Recently, the ACA and Cricket Australia, through the Professional Development Program (PDP), engaged the Resilience Project to ensure that state male and female players were best prepared for these challenges. The presentation was delivered and developed as a part of the PDP’s wellbeing curriculum, and was presented nationally to players, high performance staff and in some cases, player partners.
The facts regarding mental health are 'frightening', according to the program founder and presenter Hugh van Cuylenberg.
"The statistics are 1 in 4 adolescent boys are going through either depression or anxiety," van Cuylenberg said after presenting to the Victorian male side in July.
"Suicide rates are higher than ever before, and what we know is for elite sportspeople the rates of anxiety are even higher than the rest of the population.
The professional sporting landscape has begun to embrace these challenges more broadly over recent years, with the implementation of programs such as the Resilience Project.
Van Cuylenberg indicated that elite sporting environments, especially in cricket, can be tough places for people dealing with mental illness.
"Cricket can be a brutal game, particularly if you are not doing well. There is a lot of thinking time, which can be often quite dangerous.
"In cricket, if you miss out as a batsman, you're sitting there for a couple of days just thinking about how you missed out. It can be quite easy to get into some negative thought patterns."
The Resilience Project focuses on helping find practical strategies that can be used to ensure individuals are mentally healthy, and that they remain so.
The response to the program is what has pleased van Cuylenberg the most after successfully transferring what was originally a school based program into the elite sporting landscape.
He feels that when sportspeople have embraced the ideals presented, and it has overwhelmingly and positively impacted them on and off the field.
"I cannot believe what I have seen with the elite sports people I have worked with who have committed to this," van Cuylenberg said.
"What I am finding is that elite sportspeople understand that if you want to be good at something that you have to practice it and it's a discipline like anything else.
"The research around positive emotion is massive. Basically, when we feel happy, we have increased cognitive capacity so we are better able to think, better able to focus, so for a cricketer its huge."
Developing the member holistically has long been an objective of the ACA, which is why a mental health support service from Relationships Australia was made available to members.
Relationships Australia is accessed by over 90,000 people across Australia per year, and provides relationship support services to enhance human and family relationships. Since 2006, Relationships Australia have provided a number of counselling sessions for members to confidentially access at any stage of their cricket journey, particularly in their post-career.
While primarily a past player resource, current players can access Relationships Australia, can access assistance through their state Player Development Manager and the National Psychology Referral Network, and through the state and national sport psychologists.
National Professional Development Manager Ben Smith believes that ACA members are well looked after in the mental health space.
“The evolving professionalism of cricket means that male and female cricketers are playing more cricket than ever before and spending more time away from home and their primary support networks,” Smith said.
“The professional development program has developed a wellbeing curriculum that helps players understand the continuum of mental health and to develop strategies to maintain their personal wellbeing.

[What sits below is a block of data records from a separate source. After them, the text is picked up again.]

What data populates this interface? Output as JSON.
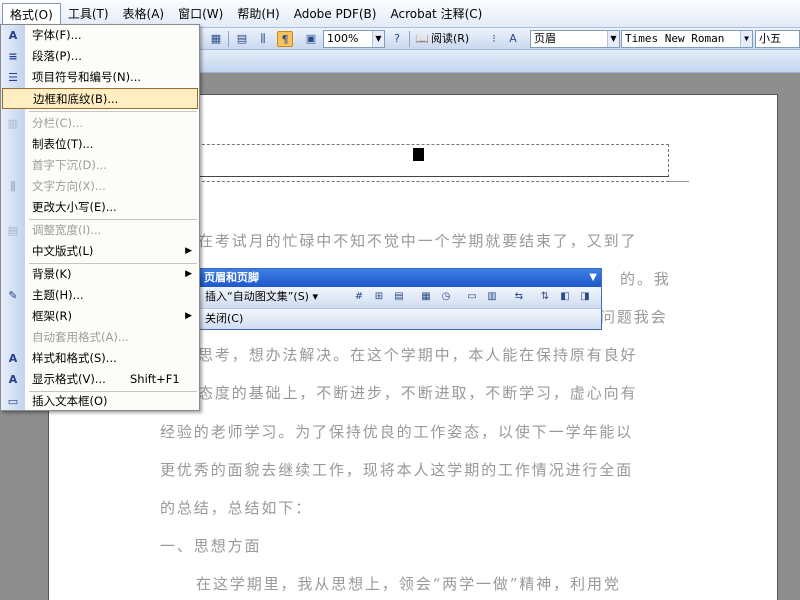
{
  "menubar": {
    "items": [
      "格式(O)",
      "工具(T)",
      "表格(A)",
      "窗口(W)",
      "帮助(H)",
      "Adobe PDF(B)",
      "Acrobat 注释(C)"
    ]
  },
  "toolbar": {
    "zoom": "100%",
    "reading": "阅读(R)",
    "style": "页眉",
    "font": "Times New Roman",
    "size": "小五"
  },
  "format_menu": {
    "items": [
      {
        "label": "字体(F)...",
        "icon": "font-icon",
        "glyph": "A",
        "enabled": true
      },
      {
        "label": "段落(P)...",
        "icon": "paragraph-icon",
        "glyph": "≡",
        "enabled": true
      },
      {
        "label": "项目符号和编号(N)...",
        "icon": "bullets-icon",
        "glyph": "☰",
        "enabled": true
      },
      {
        "label": "边框和底纹(B)...",
        "icon": "",
        "glyph": "",
        "enabled": true,
        "highlight": true
      },
      {
        "label": "分栏(C)...",
        "icon": "columns-icon",
        "glyph": "▥",
        "enabled": false
      },
      {
        "label": "制表位(T)...",
        "icon": "",
        "glyph": "",
        "enabled": true
      },
      {
        "label": "首字下沉(D)...",
        "icon": "",
        "glyph": "",
        "enabled": false
      },
      {
        "label": "文字方向(X)...",
        "icon": "text-direction-icon",
        "glyph": "⫼",
        "enabled": false
      },
      {
        "label": "更改大小写(E)...",
        "icon": "",
        "glyph": "",
        "enabled": true
      },
      {
        "label": "调整宽度(I)...",
        "icon": "fit-width-icon",
        "glyph": "▤",
        "enabled": false
      },
      {
        "label": "中文版式(L)",
        "icon": "",
        "glyph": "",
        "enabled": true,
        "submenu": true
      },
      {
        "label": "背景(K)",
        "icon": "",
        "glyph": "",
        "enabled": true,
        "submenu": true
      },
      {
        "label": "主题(H)...",
        "icon": "theme-icon",
        "glyph": "✎",
        "enabled": true
      },
      {
        "label": "框架(R)",
        "icon": "",
        "glyph": "",
        "enabled": true,
        "submenu": true
      },
      {
        "label": "自动套用格式(A)...",
        "icon": "",
        "glyph": "",
        "enabled": false
      },
      {
        "label": "样式和格式(S)...",
        "icon": "styles-icon",
        "glyph": "A",
        "enabled": true
      },
      {
        "label": "显示格式(V)...",
        "shortcut": "Shift+F1",
        "icon": "reveal-formatting-icon",
        "glyph": "A",
        "enabled": true
      },
      {
        "label": "插入文本框(O)",
        "icon": "textbox-icon",
        "glyph": "▭",
        "enabled": true
      }
    ],
    "shortcut_reveal": "Shift+F1"
  },
  "hf_toolbar": {
    "title": "页眉和页脚",
    "insert_autotext": "插入“自动图文集”(S)",
    "close": "关闭(C)"
  },
  "document": {
    "lines": [
      "在考试月的忙碌中不知不觉中一个学期就要结束了，又到了",
      "的。我",
      "问题我会",
      "思考，想办法解决。在这个学期中，本人能在保持原有良好",
      "态度的基础上，不断进步，不断进取，不断学习，虚心向有",
      "经验的老师学习。为了保持优良的工作姿态，以使下一学年能以",
      "更优秀的面貌去继续工作，现将本人这学期的工作情况进行全面",
      "的总结，总结如下：",
      "一、思想方面",
      "在这学期里，我从思想上，领会“两学一做”精神，利用党"
    ]
  }
}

“The ACA and CA are working hard at creating a well-educated high performance environment that aims to destigmatize mental health and supports player wellbeing.”
Smith, via the PDP, helped instigate many of the programs members have access to, including the recent Resilience Project presentations.

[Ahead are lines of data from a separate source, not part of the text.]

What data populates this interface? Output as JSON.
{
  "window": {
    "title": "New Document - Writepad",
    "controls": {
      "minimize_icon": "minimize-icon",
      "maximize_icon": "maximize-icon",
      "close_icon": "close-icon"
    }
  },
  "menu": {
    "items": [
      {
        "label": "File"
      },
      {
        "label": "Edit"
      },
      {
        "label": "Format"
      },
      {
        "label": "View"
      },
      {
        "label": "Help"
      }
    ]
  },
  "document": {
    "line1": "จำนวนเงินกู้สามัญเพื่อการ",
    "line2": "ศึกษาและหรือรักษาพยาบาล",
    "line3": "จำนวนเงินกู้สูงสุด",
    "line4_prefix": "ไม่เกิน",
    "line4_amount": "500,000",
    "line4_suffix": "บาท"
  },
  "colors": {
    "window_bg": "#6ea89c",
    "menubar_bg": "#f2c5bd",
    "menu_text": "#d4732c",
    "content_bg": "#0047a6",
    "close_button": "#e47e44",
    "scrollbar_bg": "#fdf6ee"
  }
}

“As part of the programs wellbeing framework the ACA and CA identified the need to support the ongoing understanding and development of resilience within the male and female playing group,” Smith said.

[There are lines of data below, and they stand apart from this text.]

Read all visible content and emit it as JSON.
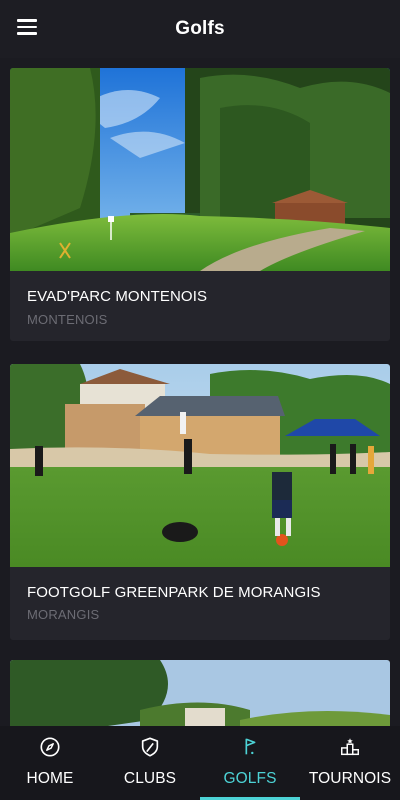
{
  "app_bar": {
    "title": "Golfs",
    "menu_icon": "hamburger-menu-icon"
  },
  "golfs": [
    {
      "name": "EVAD'PARC MONTENOIS",
      "city": "MONTENOIS"
    },
    {
      "name": "FOOTGOLF GREENPARK DE MORANGIS",
      "city": "MORANGIS"
    },
    {
      "name": "",
      "city": ""
    }
  ],
  "bottom_nav": {
    "active_tab": "GOLFS",
    "accent_color": "#4dd3d6",
    "tabs": [
      {
        "label": "HOME",
        "icon": "compass-icon"
      },
      {
        "label": "CLUBS",
        "icon": "shield-icon"
      },
      {
        "label": "GOLFS",
        "icon": "flag-icon"
      },
      {
        "label": "TOURNOIS",
        "icon": "podium-icon"
      }
    ]
  }
}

“The overwhelming feedback from the playing group, support staff and family that attended the sessions is that it has helped them put the game into perspective.”
For more information on the Resilience Project please click here.